EXCERPT: ‘It was the perfect opportunity to mention Shea’s call, but Kat’s guilt was like a gag. She hadn’t even told Mack about it. Every time Kat thought about how she had ignored that call, tossing the phone aside as if Shea were a nuisance, her heart ached. She had died the next day. Alone in a bathtub. Far from home. Leaving a husband and kids and an entire community baffled and heartbroken. She’d obviously needed her friend. She’d reached out to Kat and Kat had tossed her aside. ‘

THE BLURB: “A brilliant examination of the shadows lurking in every relationship and what happens when you step into the darkness.” —Mindy Mejia, author of Everything You Want Me to Be

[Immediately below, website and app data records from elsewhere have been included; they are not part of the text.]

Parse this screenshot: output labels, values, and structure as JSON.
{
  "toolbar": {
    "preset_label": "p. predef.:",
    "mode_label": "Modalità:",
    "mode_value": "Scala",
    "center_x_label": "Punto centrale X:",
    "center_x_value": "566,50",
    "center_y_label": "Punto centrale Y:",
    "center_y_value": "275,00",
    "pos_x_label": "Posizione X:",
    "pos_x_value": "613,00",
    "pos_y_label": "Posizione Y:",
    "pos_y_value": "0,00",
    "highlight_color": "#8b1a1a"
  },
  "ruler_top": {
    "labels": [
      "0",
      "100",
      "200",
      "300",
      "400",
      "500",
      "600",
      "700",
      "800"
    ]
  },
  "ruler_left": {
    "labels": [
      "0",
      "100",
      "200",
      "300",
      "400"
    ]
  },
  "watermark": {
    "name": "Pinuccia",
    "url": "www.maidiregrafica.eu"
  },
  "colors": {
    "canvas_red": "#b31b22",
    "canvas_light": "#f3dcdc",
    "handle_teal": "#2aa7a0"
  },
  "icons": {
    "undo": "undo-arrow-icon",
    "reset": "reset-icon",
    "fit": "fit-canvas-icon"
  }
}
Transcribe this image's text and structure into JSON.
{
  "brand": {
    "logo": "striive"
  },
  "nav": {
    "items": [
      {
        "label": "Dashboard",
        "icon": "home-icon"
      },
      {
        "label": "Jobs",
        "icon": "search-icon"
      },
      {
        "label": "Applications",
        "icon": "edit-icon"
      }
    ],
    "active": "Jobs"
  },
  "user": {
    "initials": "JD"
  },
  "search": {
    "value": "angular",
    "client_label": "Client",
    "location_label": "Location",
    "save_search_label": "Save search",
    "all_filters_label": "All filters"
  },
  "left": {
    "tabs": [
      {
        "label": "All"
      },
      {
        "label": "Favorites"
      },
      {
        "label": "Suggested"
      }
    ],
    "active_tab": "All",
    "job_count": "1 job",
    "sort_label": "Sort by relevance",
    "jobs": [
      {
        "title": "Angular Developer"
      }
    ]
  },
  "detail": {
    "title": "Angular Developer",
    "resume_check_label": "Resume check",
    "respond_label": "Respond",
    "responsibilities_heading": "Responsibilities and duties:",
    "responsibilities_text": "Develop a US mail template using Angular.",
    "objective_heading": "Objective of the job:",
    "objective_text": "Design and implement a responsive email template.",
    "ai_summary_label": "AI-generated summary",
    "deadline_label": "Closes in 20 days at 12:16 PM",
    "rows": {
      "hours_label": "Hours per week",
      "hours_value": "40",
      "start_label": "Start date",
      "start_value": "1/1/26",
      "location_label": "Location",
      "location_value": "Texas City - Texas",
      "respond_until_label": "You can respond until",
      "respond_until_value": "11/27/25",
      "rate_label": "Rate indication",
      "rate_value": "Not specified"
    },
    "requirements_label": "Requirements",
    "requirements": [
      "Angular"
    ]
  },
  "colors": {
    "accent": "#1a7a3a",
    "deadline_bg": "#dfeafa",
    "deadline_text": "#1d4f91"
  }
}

When Shea Walker, a sunny, easygoing mom, is found dead in a bathtub with a stomach full of booze and pills, the shocking discovery shatters the complacency of her comfortable suburban community.

Kat Burrows, Shea’s longtime friend and former neighbor, is hit hardest. How could a woman she thought she knew so well come to such a sordid end? What could lead happy, well-adjusted, responsible Shea to accidentally overdose on alcohol and narcotics? Or, worse, drive her to suicide?

Compelled to uncover the truth of Shea’s final months, Kat delves beneath the orderly surface of her familiar world to discover a web of thwarted desire, shameful secrets, and shocking betrayal that suggests a scarier explanation for what happened to Shea. As her carefully constructed reality begins to crumble, Kat must question every reassuring assumption her life is built upon to solve the mystery…and summon the courage and resourcefulness to survive it.

MY COMMENTS: Secrets, lies and friends. An intoxicating combination in the hands of author E. C. Diskin. We all lie, to our friends, for our friends and sometimes about our friends. We all have secrets, with our friends, and from our friends. But ultimately the secrets Shae kept and the lies she told are what killed her.

Depth of Lies by E. C. Diskin is told in two timelines, ‘now’, when Shae is dead and Kat is trying to find out why, and ‘then’, as we follow Shae to her death. Did she kill herself, was it a terrible accident, or was she killed?

Diskin ratchets up the tension and suspense as the book progresses. We see behind the facades that each of the women present to each other, to their husbands, to the world at large. They might think that they know everything about each other, but they only know what their friends want them to know.

Depth of Lies is compelling reading. It is a deftly written, unpredictable journey through the emotional entanglements of a group of women in their early 50s, women who have raised their families together, who have been there for each other in sickness and in health. Will Shae’s death bind them even closer together, or will it be the catalyst that rips them apart?

A very enthusiastic 4☆.

Thank you to Thomas and Mercer via Netgalley for providing a digital copy of Depth of Lies by E. C. Diskin for review. All opinions expressed in this review are entirely my own. Please refer to my Goodreads.com profile page for an explanation of my ratings. This review and others are also published on https://www.goodreads.com/review/show/2130109814